> PROBLEM REQUIREMENTS: Copy the lines below that contain "image".

> RECORD EXTRACTS:
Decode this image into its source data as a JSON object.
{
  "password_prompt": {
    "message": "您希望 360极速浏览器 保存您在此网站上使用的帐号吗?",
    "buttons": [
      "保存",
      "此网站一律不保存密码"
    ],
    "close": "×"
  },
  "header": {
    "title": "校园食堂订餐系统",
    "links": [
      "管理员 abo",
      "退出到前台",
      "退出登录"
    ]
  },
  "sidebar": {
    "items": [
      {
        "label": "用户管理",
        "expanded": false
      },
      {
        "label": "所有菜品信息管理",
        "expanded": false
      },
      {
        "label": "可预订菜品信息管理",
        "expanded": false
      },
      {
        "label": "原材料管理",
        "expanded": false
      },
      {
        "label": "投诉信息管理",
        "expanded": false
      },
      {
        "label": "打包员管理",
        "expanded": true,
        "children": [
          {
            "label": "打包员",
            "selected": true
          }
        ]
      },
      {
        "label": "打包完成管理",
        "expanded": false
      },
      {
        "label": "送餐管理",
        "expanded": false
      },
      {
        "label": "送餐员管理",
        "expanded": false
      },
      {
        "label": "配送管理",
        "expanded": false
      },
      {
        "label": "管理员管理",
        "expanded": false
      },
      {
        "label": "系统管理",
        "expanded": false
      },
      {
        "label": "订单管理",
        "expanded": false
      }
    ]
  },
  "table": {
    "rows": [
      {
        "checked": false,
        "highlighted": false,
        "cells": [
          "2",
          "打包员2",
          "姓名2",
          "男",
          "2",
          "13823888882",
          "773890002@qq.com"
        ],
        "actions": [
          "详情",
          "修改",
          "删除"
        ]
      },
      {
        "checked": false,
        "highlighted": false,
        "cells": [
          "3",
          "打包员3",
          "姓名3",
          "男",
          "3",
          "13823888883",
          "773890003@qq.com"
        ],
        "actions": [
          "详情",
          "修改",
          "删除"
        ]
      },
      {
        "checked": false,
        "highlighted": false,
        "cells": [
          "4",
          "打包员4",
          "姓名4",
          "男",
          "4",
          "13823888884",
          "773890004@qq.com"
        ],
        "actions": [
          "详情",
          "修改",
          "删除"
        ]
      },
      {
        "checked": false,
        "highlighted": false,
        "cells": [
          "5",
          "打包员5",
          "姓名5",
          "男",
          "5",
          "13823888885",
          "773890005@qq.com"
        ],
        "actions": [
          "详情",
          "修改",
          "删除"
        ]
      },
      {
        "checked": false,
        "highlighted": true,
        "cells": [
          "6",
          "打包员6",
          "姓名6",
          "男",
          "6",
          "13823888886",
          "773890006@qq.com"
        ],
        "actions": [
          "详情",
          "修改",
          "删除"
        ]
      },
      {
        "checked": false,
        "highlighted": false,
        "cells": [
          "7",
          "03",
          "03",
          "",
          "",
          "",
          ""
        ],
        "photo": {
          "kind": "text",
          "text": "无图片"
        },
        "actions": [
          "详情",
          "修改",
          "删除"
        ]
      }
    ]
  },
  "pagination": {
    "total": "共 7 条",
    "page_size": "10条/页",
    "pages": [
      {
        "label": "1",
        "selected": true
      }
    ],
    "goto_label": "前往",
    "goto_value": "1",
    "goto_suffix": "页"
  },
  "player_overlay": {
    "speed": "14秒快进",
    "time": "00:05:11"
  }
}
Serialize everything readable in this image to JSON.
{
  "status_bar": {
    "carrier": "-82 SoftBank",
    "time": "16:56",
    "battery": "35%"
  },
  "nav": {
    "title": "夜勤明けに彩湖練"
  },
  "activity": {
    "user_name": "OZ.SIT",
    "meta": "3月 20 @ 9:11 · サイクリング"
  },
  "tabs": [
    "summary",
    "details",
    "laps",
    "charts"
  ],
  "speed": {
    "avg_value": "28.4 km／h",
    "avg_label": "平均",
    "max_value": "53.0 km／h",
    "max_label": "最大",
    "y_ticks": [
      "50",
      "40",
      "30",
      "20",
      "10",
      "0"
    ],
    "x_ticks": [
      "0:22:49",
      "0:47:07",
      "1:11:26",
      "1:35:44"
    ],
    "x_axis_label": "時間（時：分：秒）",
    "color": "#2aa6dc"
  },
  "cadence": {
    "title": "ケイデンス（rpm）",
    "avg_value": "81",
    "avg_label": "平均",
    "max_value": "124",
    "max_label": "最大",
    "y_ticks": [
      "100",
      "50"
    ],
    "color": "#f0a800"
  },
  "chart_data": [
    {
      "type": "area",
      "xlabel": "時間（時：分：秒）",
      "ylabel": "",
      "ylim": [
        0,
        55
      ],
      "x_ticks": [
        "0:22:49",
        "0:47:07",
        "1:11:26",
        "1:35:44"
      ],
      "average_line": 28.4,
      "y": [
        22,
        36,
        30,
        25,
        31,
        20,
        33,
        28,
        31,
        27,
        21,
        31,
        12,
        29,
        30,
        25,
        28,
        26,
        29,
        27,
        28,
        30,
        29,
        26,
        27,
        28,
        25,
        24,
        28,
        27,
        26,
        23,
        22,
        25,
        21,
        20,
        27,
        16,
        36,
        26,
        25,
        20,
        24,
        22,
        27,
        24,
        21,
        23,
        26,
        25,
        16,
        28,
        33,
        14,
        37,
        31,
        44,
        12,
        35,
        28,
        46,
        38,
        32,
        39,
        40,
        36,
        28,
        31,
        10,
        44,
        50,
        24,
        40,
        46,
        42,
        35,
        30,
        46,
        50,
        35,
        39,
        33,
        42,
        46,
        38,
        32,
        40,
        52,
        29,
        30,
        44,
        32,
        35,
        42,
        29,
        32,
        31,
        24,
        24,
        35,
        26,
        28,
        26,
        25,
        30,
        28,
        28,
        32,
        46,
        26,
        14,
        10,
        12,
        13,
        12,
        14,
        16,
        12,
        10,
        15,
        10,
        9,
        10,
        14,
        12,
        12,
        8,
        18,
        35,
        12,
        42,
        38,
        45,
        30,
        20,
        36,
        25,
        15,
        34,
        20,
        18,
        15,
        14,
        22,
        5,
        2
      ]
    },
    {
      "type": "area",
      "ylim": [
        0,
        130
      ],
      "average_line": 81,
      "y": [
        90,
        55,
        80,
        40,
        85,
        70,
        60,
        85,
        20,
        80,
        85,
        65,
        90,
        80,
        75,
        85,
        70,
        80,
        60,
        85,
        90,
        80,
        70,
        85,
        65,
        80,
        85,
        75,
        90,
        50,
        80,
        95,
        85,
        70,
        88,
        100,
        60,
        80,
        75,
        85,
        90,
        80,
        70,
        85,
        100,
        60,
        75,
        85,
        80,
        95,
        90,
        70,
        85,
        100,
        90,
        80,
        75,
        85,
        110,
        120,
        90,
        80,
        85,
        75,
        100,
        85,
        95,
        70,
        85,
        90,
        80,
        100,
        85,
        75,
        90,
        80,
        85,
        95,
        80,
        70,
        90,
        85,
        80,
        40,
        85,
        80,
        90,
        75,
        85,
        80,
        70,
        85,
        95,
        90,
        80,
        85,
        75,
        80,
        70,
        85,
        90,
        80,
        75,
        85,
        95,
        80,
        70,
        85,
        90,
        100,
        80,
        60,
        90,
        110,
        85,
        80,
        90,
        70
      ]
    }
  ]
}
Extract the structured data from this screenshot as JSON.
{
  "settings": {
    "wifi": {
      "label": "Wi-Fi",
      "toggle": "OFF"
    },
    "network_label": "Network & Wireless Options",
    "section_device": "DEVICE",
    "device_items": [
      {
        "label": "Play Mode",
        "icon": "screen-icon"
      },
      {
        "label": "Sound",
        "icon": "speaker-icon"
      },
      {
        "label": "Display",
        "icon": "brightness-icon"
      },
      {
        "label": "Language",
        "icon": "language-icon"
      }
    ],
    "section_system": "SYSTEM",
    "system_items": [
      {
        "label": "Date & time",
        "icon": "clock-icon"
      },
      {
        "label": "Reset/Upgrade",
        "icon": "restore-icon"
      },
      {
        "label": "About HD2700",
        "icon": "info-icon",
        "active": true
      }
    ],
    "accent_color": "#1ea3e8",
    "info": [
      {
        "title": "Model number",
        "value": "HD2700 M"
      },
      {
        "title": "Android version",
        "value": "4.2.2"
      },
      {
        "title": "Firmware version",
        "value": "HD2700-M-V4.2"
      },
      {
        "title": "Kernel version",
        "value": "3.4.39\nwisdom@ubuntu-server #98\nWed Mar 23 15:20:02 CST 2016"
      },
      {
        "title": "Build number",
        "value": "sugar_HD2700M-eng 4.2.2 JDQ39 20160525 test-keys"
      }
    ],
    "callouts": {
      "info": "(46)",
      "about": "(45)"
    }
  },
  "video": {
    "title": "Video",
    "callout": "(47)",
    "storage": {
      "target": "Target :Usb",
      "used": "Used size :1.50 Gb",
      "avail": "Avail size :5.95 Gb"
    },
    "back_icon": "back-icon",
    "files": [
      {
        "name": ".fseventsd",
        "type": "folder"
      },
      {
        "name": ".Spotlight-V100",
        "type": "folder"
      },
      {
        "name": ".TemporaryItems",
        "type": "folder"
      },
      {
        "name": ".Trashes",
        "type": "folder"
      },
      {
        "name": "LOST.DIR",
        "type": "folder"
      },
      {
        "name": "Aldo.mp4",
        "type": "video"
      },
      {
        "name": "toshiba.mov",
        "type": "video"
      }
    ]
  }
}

> OUTPUT FOR THIS EXERCISE:
Decode this image into its source data as a JSON object.
Serialize everything readable in this image to JSON.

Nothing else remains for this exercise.